February 1, 2017

A bird's-eye view of gold mines in Guyana. Photo by Evelyn Swain.
A bird's-eye view of gold mines in Guyana. Photo by Evelyn Swain.

Gold mining is the main driver of forest loss and ecosystem degradation in Guyana. But not only are forests at risk, mercury is used in the gold mining process, further contaminating the environment and putting humans and other species’ health at risk.

In an effort to help combat the problem within this important sector of its economy, Guyana has launched a new effort to eliminate mercury use from small-scale artisanal gold mining.

The new project, backed by the Global Environment Facility and other partners including Conservation International and UN Environment, will assist Guyana with converting to mercury free mining by 2025.  It plans to do this by involving business enterprises in the supply chain that will produce and market responsibly mined mercury-free gold from El Dorado.

“El Dorado” has a special significance in Guyana, which was central in the 1500s to the search for the fabled El Dorado city made entirely out of gold.

Guyana is the first of eight countries to launch a national project as part of the GEF funded GOLD – Global Opportunities for Long-term Development in the Artisanal Small Gold Mining Sector – program. The launch included participation by the Minister of Natural Resources of Guyana, the Head of Guyana’s EPA, the Guyana Geology and Mines Commission, the Gold and Diamond Miners’ Association, the Women Miners Organization, and representatives of local indigenous peoples.

Guyana is covered by rainforest on 85% of its territory. While remaining largely intact over the course of history, primarily due to a small population and low accessibility, in the last ten years Guyana’s rainforests have been increasingly exploited for gold mining. The growth in mining activities is largely due to a growing international demand for gold and high gold prices.

Through the GOLD program, the GEF will provide funds to eight countries with a sizable gold mining sector where many artisanal miners still rely on mercury for gold extraction.
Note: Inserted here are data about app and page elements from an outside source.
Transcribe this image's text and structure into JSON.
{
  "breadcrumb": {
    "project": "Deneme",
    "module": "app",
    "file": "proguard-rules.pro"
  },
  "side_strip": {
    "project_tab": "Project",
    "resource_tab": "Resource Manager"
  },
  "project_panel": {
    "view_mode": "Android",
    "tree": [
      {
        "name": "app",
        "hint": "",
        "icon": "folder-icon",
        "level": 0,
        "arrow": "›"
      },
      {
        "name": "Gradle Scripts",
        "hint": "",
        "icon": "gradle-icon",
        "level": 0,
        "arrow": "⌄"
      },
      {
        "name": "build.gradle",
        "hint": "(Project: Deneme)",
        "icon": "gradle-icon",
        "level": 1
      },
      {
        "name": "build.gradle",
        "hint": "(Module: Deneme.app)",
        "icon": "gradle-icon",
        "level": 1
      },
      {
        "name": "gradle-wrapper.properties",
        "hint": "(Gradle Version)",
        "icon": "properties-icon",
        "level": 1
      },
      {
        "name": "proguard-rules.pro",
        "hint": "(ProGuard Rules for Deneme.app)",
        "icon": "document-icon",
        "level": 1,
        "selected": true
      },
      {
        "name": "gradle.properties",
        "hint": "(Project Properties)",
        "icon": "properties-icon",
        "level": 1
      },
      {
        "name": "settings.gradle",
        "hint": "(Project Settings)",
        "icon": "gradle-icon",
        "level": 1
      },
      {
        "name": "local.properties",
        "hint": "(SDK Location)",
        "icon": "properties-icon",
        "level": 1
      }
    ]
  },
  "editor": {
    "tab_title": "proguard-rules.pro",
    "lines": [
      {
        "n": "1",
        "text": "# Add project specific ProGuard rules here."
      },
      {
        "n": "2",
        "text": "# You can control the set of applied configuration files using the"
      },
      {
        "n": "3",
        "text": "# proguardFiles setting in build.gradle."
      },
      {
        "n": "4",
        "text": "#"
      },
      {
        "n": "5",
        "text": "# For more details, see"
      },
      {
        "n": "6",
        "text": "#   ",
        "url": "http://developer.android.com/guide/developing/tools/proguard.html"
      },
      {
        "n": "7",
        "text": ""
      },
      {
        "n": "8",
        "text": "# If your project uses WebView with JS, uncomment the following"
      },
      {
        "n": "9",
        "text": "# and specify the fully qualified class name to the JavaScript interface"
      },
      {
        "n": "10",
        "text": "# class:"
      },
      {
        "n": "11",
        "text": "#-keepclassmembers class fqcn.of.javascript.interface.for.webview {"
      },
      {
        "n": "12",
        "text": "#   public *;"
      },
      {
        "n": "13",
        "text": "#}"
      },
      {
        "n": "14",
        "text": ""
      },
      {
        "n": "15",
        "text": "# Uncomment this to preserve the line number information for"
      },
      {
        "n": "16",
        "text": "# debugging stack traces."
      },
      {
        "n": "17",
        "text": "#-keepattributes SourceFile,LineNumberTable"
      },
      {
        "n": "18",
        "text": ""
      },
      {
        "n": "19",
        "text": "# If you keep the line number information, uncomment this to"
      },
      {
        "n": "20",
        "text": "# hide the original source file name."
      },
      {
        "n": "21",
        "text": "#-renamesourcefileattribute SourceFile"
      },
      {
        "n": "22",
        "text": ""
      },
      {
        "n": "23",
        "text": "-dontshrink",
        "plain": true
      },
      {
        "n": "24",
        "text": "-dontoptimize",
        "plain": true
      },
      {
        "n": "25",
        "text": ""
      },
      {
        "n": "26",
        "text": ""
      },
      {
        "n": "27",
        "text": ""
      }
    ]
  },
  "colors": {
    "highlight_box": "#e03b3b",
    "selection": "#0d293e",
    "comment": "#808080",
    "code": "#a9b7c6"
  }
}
A GEF investment of $45 million is expected to attract more than $135 million in additional funding from government budget, international financing institutions, and private companies.

Conservation International will implement the project in Guyana with government, private sector, and other partners in the sector as part of an initiative to realize a responsible artisanal, small and medium scale gold mining sector. The other projects in the GOLD program will be implemented by UN Environment, UNDP, and UNIDO in Burkina Faso, Colombia, Indonesia, Kenya, Peru, Mongolia and the Philippines.

The establishment of the Minamata Convention on Mercury in 2013 was a milestone in the global fight against mercury pollution. The Guyana project is a bold step forward from the country in order to deliver on their commitment under the convention.